A similar tale emerged from Bhandara-Gondia too. Chief Minister Devendra Fadnavis’s handpick Parinay Fuke, a corporator in the Nagpur municipality and vice-president of BJP’s Nagpur unit, won from an alien constituency, exploiting the rift between the Congress and the NCP. Senior NCP leader Praful Patel’s close associate and incumbent legislator Rajendra Jain had been renominated by the party, but the Congress fielded MLA Gopaldas Agarwal’s son Praful, making the win possible for Fuke and the BJP.

In Satara-Sangli, Mohanrao Kadam, an education baron and brother of former Congress minister Patangrao Kadam, upset NCP’s Shekhar Gore to wrest the seat. The Satara-Sangli seat was seen as a fortress for the NCP. Party insiders confirmed that the NCP had been divided on Gore’s candidature. Ajit Pawar had pushed for Gore’s candidature amid objections raised by local heavyweights Jayant Patil and Udayanraje Bhonsale. Talks between the Congress and the NCP for a pre-poll arrangement had broken off over the Yavatmal and Satara-Sangli seats.
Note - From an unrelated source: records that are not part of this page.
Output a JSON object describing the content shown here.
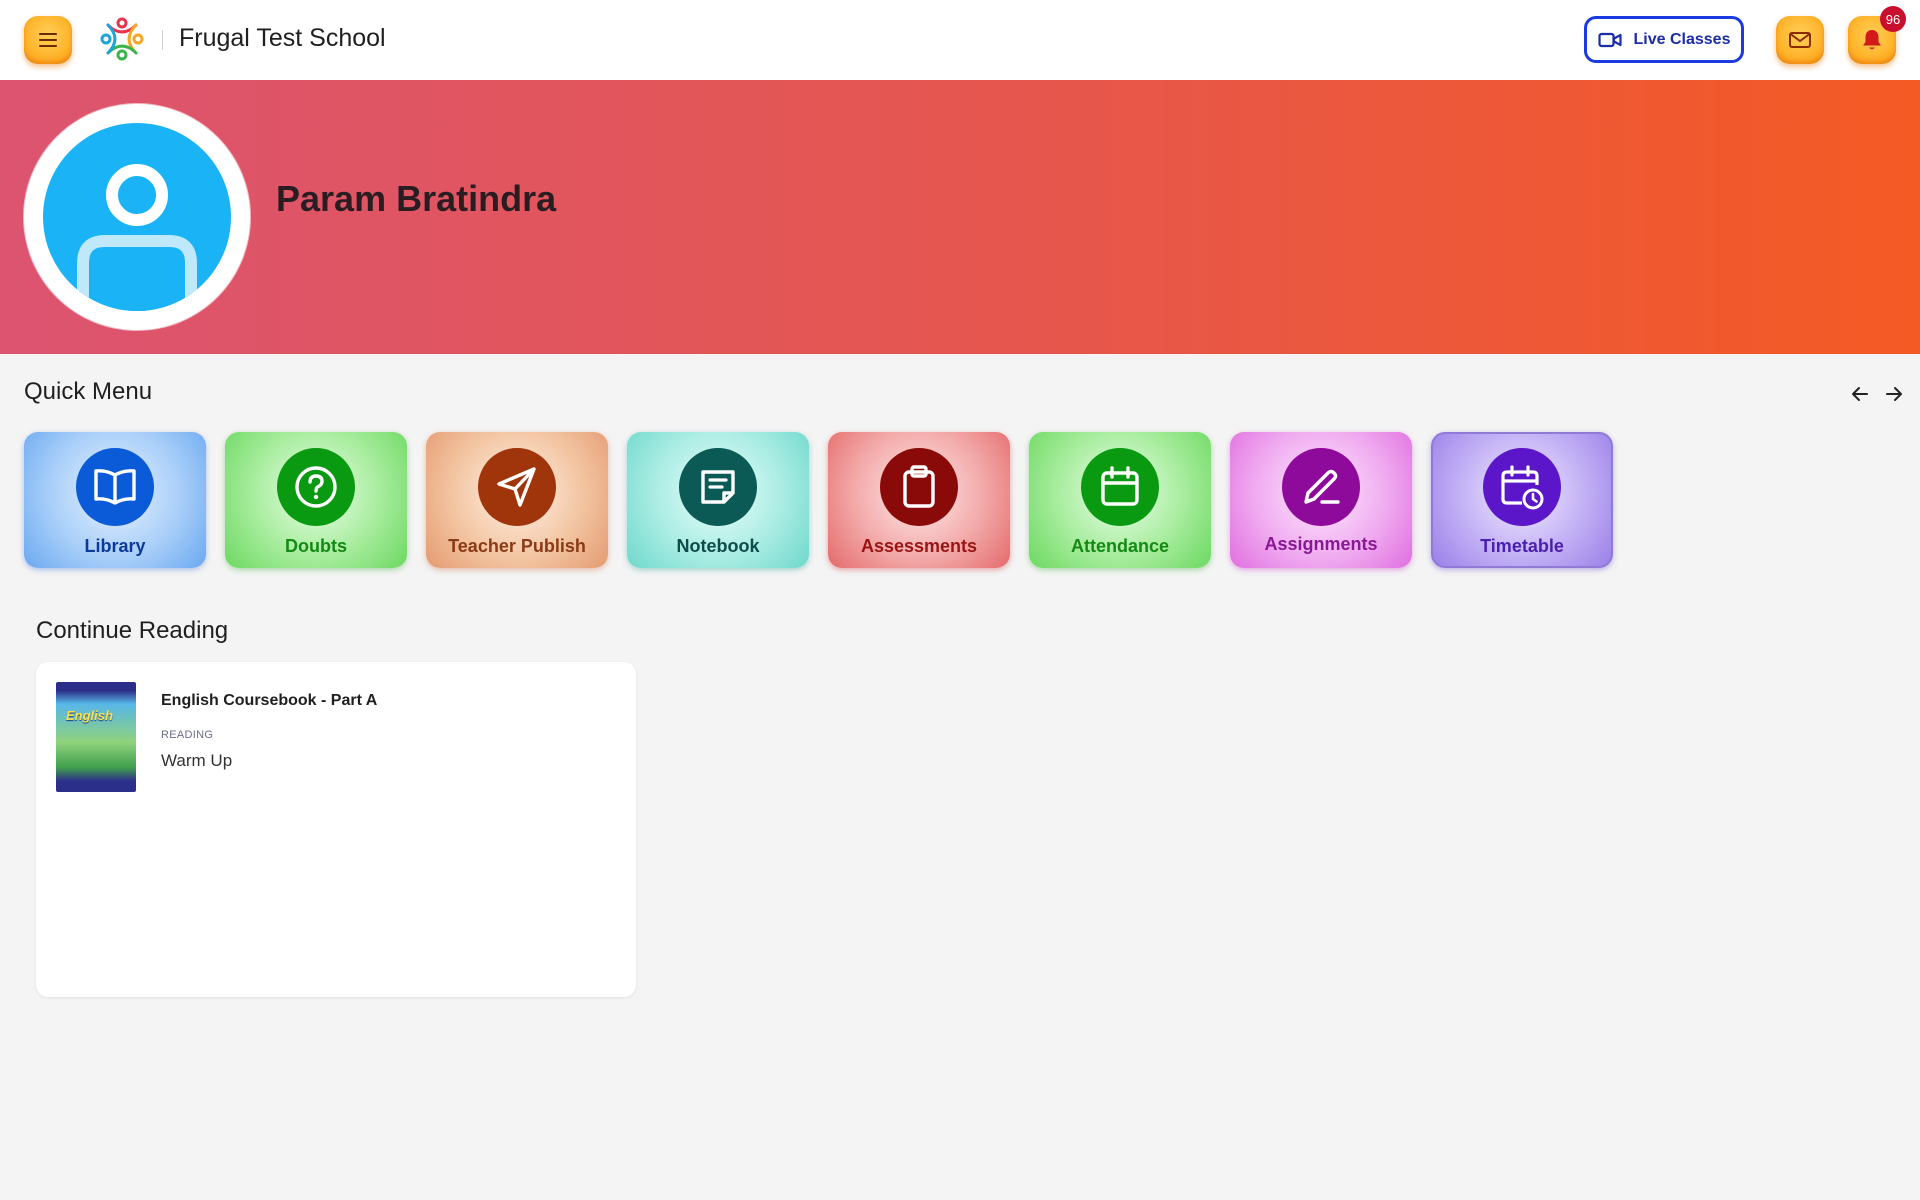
{
  "header": {
    "school_name": "Frugal Test School",
    "live_classes_label": "Live Classes",
    "notification_count": "96",
    "menu_icon": "hamburger-icon",
    "mail_icon": "mail-icon",
    "bell_icon": "bell-icon",
    "accent_color": "#1a3be0",
    "button_color": "#ffb42a"
  },
  "profile": {
    "name": "Param Bratindra",
    "avatar_icon": "user-avatar-icon",
    "banner_gradient": [
      "#dc5470",
      "#f45a24"
    ]
  },
  "quick_menu": {
    "title": "Quick Menu",
    "prev_icon": "arrow-left-icon",
    "next_icon": "arrow-right-icon",
    "items": [
      {
        "label": "Library",
        "icon": "book-icon"
      },
      {
        "label": "Doubts",
        "icon": "question-icon"
      },
      {
        "label": "Teacher Publish",
        "icon": "send-icon"
      },
      {
        "label": "Notebook",
        "icon": "note-icon"
      },
      {
        "label": "Assessments",
        "icon": "clipboard-icon"
      },
      {
        "label": "Attendance",
        "icon": "calendar-icon"
      },
      {
        "label": "Assignments",
        "icon": "pencil-icon"
      },
      {
        "label": "Timetable",
        "icon": "calendar-clock-icon"
      }
    ]
  },
  "continue_reading": {
    "title": "Continue Reading",
    "items": [
      {
        "book_title": "English Coursebook - Part A",
        "kind": "READING",
        "chapter": "Warm Up",
        "cover_text": "English"
      }
    ]
  }
}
Though the Congress retained the Nanded-Waghala seat, independent candidate Shyamsunder Shinde, a retired bureaucrat, managed to poll votes from Shiv Sena, BJP, and NCP councillors to give party candidate Amar Rajurkar a scare. The seat is a bastion of state Congress chief and former chief minister Ashok Chavan. While Rajukar polled 251 votes, Shinde was not far behind with 208 votes. Rajurkar had been elected unopposed the last time.

The BJP retained the Jalgaon seat with its candidate Chandulal Patel winning convincingly. In the run-up to elections, an internal struggle had ensued within the BJP after the incumbent legislator Gurmukh Jagwani, a close-associate of former minister Eknath Khadse, was denied a renomination at the last moment. Khadse’s party rival and sitting BJP minister Girish Mahajan had propped up Patel, a builder. Khadse had aired his disappointment over the party’s decision, pointing out that Patel did not even have the party’s primary membership. The state BJP, however, heaved a sigh of relief when the results showed that the internal struggle hadn’t impacted the poll’s outcome. The only solace for the NCP was that the party managed to retain the Pune seat. Party’s sitting legislator Anil Bhonsale won the race convincingly.

No sooner had the poll results been announced, the blame game between the Congress and the NCP started. While the NCP blamed the money power and the Congress for their poor performance, the later hit back. “Had the NCP not played truant and struck a pre-poll understanding with us, the outcome would have been different. Both parties would have won three seats each.”

The BJP and the Shiv Sena were not complaining. While the NCP is still the largest party in the Legislative Council with 23 seats in the 78-member House, the Congress now has 20 members, followed by the BJP (18) and the Shiv Sena (9).